• **Brief**
Copy out the data exactly, leaving the pictures behind.

Stored data entries:
---
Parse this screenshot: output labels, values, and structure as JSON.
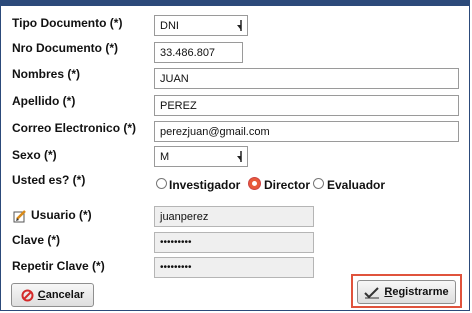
{
  "form": {
    "tipo_documento_label": "Tipo Documento (*)",
    "tipo_documento_value": "DNI",
    "nro_documento_label": "Nro Documento (*)",
    "nro_documento_value": "33.486.807",
    "nombres_label": "Nombres (*)",
    "nombres_value": "JUAN",
    "apellido_label": "Apellido (*)",
    "apellido_value": "PEREZ",
    "correo_label": "Correo Electronico (*)",
    "correo_value": "perezjuan@gmail.com",
    "sexo_label": "Sexo (*)",
    "sexo_value": "M",
    "usted_es_label": "Usted es? (*)",
    "roles": [
      {
        "label": "Investigador",
        "selected": false
      },
      {
        "label": "Director",
        "selected": true
      },
      {
        "label": "Evaluador",
        "selected": false
      }
    ],
    "usuario_label": "Usuario (*)",
    "usuario_value": "juanperez",
    "clave_label": "Clave (*)",
    "clave_value": "•••••••••",
    "repetir_clave_label": "Repetir Clave (*)",
    "repetir_clave_value": "•••••••••"
  },
  "buttons": {
    "cancelar_accel": "C",
    "cancelar_rest": "ancelar",
    "registrarme_accel": "R",
    "registrarme_rest": "egistrarme"
  },
  "colors": {
    "frame": "#2c4a7a",
    "radio_selected": "#e85a3a",
    "cancel_icon": "#d42a2a",
    "highlight": "#e0533c"
  }
}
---
• **Answer area**
Parse this screenshot: output labels, values, and structure as JSON.
{
  "form": {
    "tipo_documento_label": "Tipo Documento (*)",
    "tipo_documento_value": "DNI",
    "nro_documento_label": "Nro Documento (*)",
    "nro_documento_value": "33.486.807",
    "nombres_label": "Nombres (*)",
    "nombres_value": "JUAN",
    "apellido_label": "Apellido (*)",
    "apellido_value": "PEREZ",
    "correo_label": "Correo Electronico (*)",
    "correo_value": "perezjuan@gmail.com",
    "sexo_label": "Sexo (*)",
    "sexo_value": "M",
    "usted_es_label": "Usted es? (*)",
    "roles": [
      {
        "label": "Investigador",
        "selected": false
      },
      {
        "label": "Director",
        "selected": true
      },
      {
        "label": "Evaluador",
        "selected": false
      }
    ],
    "usuario_label": "Usuario (*)",
    "usuario_value": "juanperez",
    "clave_label": "Clave (*)",
    "clave_value": "•••••••••",
    "repetir_clave_label": "Repetir Clave (*)",
    "repetir_clave_value": "•••••••••"
  },
  "buttons": {
    "cancelar_accel": "C",
    "cancelar_rest": "ancelar",
    "registrarme_accel": "R",
    "registrarme_rest": "egistrarme"
  },
  "colors": {
    "frame": "#2c4a7a",
    "radio_selected": "#e85a3a",
    "cancel_icon": "#d42a2a",
    "highlight": "#e0533c"
  }
}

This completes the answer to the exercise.